2014 figures show improvement in SHEDG bottom line

Sean C. Morgan

Based on Internal Revenue Service records for 2014 recently filed by the Sweet Home Economic Development Group, SHEDG lost money, but the amount was nearly $100,000 less than it was in 2013.

SHEDG’s Form 990 showed a net loss of $77,000 in 2014, down from a $174,000 loss in 2013.

The organization had $387,000 in expenses in 2014 and $310,000 in revenue, reducing its net assets – the money it’s saved from profitable years – from $444,000 to $367,000.

SHEDG released its Form 990 for 2014 to The New Era on Friday.

The IRS requires tax-exempt organizations to file a Form 990 annually. The form details financial status for nonprofit organizations and is a public record. SHEDG typically files its Form 990 in the fall.

“There was great improvement over the prior year,” said SHEDG President John Wittwer. “We’re in a very critical time, but I’m extremely optimistic about it. Despite the challenging economics of the situation right now, the board just really feels upbeat.”

SHEDG’s primary fund-raising tool is the Oregon Jamboree. The festival was founded in 1992 as a means to raise money for its economic development projects.

SHEDG reported $2.6 million in gross income for the 2014 Oregon Jamboree and $2.3 million in expenses, providing a net income of $278,000.

SHEDG provides an umbrella to the Sweet Home Beautification Committee, which runs an arts and crafts festival during the Jamboree to raise funds for its projects. SHEDG passes the proceeds directly to the committee. The festival raised $14,000 in gross revenue, with $6,000 in expenses, providing a net income of $8,000 for the Beautification Committee.

Other events provided some $22,000 in additional revenue, providing an overall net income of $308,000 to SHEDG.

Staff expenses are not counted among Jamboree expenses, with employee time shared among Jamboree and SHEDG functions.
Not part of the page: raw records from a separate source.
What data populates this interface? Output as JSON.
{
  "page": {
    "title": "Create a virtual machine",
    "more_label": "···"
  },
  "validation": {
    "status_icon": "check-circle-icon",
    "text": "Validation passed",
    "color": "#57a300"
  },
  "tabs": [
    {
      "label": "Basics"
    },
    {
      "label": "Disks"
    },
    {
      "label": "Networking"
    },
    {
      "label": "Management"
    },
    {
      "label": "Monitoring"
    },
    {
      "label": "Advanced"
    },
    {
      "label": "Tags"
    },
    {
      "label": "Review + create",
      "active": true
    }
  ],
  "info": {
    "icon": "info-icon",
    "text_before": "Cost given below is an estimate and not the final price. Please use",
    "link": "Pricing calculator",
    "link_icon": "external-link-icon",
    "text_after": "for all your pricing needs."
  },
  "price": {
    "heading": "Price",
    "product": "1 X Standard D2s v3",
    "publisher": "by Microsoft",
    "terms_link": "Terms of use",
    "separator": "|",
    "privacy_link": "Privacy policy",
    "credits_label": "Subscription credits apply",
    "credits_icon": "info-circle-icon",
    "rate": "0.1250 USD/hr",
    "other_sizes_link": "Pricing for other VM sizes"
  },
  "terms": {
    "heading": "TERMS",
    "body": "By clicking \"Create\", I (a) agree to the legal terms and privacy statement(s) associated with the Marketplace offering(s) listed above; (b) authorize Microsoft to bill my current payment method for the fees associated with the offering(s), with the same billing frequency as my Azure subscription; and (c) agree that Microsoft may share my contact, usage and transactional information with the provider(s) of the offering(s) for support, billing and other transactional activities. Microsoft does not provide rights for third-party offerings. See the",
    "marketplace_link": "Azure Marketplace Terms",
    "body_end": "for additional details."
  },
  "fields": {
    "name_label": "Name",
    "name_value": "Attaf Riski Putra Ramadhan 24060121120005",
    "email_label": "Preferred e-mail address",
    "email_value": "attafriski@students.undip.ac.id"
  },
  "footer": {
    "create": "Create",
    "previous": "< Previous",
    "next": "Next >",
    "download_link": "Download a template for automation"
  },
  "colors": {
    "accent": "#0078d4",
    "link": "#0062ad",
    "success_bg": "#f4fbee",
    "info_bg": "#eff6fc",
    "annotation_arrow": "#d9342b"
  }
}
Employee compensation cost a total of $298,000 in 2014. The compensation for Festival Director Erin Regrutto and Marketing Director Teresa Stas, the top paid employees and the only ones listed on the form, totaled approximately $148,000.

“The 2014 event, if you talk about out-of-pocket costs and income, yes, it was a break-even,” Wittwer said. “We just need more customers in our existing space.”

Factoring in SHEDG expenses, he said, the organization saw a net loss in 2014.

SHEDG paid out $21,000 in grants and other assistance to other organizations. Remaining expenses include rent, office expenses, information technology, dues and subscriptions, property expenses, repairs and maintenance, utilities and security.

“We need to produce surpluses on the Jamboree in order to reduce those expenses,” Wittwer said. All appearances are that the 2016 event will achieve this.

“Robert (Shamek, festival director) has already taken substantial steps at reducing costs,” Wittwer said. He believes it likely will raise the organization into the black.

The 2015 event, held at the beginning of August, will be close to budget, Wittwer said. “I think we’re still in the red though.”

SHEDG had to dip into its cash reserves in 2015 for cash flow purposes, Wittwer said. “What I’m encouraged by is the budget allowed us to put money back into the reserves.”

And the reserves have already been replenished, he said.

The organization is well into the 2016 budget process, Wittwer said, and it already has a strategy for 2016.

“My hat’s off to the staff and all they’ve done to take care of that,” Wittwer said. “Robert is extremely penny-conscious and creative in how he works with vendors.”

The game has changed, Wittwer said. The staff has been really aggressive about pursuing other opportunities for SHEDG’s Sweet Events – additional events, such as the annual Mystery Concert held in Corvallis. The board will continue to support staff in seeking other opportunities for revenue.

SHEDG continues to pursue the 200-acre Knife River property, currently owned by Linn County, at the north end of Clark Mill Road and located along the South Santiam River to the west of Clark Mill. Details are almost finalized with the Oregon Department of Environmental Quality to allow the county to deed the land to SHEDG. With a clean bill of health, the property will be free of environmental liabilities at that point.

“We can head into it knowing we don’t need to look over our shoulders, with something that might have happened in the past,” Wittwer said. He praised Knife River’s assistance in reclaiming the land.

SHEDG will initially use the property as a campground, Wittwer said. A mid-term goal will be to move the Oregon Jamboree to the property. Long-term, SHEDG will begin a public outreach process to find out what Sweet Home residents would like to see on the property.

Wittwer said he would like to see a plan set within the next two or three years.